BEGIN Information shown
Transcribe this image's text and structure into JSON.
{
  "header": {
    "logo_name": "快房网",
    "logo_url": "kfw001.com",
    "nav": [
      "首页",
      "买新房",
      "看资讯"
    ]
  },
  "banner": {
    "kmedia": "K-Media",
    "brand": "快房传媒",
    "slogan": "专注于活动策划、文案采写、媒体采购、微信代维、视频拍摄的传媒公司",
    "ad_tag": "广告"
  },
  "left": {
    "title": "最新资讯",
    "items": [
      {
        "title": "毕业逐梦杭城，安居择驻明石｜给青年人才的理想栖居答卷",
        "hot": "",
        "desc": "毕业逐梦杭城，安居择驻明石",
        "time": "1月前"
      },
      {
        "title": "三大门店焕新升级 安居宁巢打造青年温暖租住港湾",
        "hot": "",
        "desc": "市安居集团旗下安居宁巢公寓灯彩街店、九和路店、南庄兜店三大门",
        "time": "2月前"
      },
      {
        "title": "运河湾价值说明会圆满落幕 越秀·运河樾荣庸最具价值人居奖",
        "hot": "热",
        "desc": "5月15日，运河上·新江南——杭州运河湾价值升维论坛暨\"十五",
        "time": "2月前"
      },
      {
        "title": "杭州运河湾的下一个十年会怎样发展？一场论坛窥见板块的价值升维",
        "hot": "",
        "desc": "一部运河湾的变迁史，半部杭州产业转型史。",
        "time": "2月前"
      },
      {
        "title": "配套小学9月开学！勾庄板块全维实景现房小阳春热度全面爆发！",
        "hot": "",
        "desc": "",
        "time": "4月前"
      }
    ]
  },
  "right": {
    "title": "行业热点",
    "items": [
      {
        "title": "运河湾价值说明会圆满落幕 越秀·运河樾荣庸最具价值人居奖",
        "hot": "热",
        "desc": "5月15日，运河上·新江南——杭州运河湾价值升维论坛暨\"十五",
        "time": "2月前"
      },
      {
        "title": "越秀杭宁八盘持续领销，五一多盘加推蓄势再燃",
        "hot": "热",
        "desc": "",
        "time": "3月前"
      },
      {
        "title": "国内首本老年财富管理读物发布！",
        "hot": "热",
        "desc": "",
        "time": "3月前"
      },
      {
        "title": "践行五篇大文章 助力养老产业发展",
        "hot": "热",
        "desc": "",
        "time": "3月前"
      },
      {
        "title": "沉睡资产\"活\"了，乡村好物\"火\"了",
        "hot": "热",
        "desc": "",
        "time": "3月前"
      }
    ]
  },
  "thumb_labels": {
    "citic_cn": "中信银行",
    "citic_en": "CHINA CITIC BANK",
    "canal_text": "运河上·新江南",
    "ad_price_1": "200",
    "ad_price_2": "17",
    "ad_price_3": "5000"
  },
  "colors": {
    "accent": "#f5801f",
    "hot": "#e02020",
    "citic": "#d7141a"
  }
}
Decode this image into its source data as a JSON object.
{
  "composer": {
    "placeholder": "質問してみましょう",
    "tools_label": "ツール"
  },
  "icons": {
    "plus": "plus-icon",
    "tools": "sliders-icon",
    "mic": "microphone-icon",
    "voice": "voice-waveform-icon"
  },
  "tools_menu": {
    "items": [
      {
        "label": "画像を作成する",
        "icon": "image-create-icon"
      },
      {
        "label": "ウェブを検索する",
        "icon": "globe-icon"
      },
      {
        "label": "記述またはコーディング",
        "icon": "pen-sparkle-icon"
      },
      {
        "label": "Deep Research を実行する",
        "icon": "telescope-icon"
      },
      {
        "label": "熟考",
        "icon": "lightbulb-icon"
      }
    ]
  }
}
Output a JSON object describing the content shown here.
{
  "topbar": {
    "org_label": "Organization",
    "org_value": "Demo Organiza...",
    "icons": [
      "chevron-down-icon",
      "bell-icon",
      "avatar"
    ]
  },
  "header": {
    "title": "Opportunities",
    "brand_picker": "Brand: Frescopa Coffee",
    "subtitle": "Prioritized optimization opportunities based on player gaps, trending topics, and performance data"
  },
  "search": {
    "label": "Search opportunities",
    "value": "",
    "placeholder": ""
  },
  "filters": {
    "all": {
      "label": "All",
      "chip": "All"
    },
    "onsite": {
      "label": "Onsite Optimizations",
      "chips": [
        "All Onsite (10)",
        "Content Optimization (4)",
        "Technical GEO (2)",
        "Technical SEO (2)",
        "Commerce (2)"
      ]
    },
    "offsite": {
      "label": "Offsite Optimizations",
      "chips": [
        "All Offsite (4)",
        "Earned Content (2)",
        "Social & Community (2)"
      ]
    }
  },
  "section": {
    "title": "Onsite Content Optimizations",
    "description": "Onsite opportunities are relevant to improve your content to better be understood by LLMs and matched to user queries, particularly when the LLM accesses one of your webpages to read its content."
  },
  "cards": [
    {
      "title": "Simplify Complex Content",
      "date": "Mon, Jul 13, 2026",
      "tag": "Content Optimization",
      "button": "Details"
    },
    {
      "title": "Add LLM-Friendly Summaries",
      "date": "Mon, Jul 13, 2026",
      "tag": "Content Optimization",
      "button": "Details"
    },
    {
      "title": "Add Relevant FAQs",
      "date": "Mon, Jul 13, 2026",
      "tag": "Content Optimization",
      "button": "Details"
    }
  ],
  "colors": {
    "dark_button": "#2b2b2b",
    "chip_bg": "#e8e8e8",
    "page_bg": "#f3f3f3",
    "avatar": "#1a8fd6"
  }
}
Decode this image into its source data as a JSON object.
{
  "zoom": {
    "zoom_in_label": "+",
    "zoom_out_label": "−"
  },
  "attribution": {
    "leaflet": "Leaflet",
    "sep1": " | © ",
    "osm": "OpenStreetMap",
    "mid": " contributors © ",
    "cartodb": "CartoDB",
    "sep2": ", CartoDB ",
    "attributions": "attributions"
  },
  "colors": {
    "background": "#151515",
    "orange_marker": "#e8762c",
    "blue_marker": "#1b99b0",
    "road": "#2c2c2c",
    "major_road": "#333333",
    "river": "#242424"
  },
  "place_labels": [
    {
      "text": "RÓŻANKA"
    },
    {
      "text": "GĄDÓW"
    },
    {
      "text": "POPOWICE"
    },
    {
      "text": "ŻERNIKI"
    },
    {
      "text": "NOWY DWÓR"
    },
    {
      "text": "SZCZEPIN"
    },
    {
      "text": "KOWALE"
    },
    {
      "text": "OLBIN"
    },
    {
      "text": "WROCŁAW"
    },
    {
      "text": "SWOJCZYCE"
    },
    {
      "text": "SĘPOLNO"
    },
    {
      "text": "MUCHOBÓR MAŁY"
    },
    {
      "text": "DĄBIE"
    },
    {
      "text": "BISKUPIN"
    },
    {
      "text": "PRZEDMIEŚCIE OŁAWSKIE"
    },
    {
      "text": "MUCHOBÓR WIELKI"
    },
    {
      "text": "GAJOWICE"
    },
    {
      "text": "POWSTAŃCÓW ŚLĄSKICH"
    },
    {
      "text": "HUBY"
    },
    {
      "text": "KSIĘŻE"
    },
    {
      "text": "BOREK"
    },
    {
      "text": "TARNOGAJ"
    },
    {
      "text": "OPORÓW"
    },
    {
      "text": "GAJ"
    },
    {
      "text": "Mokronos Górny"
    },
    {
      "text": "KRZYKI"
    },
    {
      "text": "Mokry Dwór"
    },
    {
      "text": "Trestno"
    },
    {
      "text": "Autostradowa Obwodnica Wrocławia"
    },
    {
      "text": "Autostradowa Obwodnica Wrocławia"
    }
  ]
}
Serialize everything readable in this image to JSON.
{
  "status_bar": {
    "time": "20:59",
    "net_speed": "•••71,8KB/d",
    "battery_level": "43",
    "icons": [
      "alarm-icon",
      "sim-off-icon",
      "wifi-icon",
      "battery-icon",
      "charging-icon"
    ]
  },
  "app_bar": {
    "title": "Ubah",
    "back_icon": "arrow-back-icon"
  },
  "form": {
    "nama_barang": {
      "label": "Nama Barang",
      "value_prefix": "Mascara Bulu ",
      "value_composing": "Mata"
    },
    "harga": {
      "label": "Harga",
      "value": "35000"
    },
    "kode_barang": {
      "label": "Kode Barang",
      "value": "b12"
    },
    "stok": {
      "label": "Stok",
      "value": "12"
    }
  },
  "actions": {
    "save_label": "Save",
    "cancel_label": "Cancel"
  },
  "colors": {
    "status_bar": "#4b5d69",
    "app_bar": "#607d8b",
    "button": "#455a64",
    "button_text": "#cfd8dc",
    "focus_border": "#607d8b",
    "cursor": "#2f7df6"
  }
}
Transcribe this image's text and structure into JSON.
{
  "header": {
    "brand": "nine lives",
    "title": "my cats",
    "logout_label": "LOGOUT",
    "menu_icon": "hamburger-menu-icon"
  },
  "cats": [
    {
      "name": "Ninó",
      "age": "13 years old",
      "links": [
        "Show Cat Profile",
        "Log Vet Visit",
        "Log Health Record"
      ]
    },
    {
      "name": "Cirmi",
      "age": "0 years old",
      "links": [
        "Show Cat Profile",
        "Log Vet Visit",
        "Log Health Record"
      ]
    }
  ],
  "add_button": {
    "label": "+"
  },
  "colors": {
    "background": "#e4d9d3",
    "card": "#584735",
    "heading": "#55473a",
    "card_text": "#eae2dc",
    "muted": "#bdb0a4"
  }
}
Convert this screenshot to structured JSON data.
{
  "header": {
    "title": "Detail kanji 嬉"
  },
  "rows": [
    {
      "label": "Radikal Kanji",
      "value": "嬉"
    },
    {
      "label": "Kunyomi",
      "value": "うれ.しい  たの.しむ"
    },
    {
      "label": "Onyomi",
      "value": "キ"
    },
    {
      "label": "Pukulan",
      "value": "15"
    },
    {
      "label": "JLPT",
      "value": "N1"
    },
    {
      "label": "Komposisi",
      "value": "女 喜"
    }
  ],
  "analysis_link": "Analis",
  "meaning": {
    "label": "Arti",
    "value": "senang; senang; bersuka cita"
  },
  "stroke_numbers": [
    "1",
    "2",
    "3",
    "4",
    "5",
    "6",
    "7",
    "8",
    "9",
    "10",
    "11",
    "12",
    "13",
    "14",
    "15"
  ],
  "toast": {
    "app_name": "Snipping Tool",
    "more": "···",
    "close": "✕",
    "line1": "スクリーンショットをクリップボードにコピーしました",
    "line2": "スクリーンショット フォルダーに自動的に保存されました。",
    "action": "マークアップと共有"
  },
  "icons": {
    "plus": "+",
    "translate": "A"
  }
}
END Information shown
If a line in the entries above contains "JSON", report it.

• **Written response**:
Transcribe this image's text and structure into JSON.
Decode this image into its source data as a JSON object.
Output a JSON object describing the content shown here.
Decode this image into its source data as a JSON object.
Serialize everything readable in this image to JSON.
Transcribe this image's text and structure into JSON.
Convert this screenshot to structured JSON data.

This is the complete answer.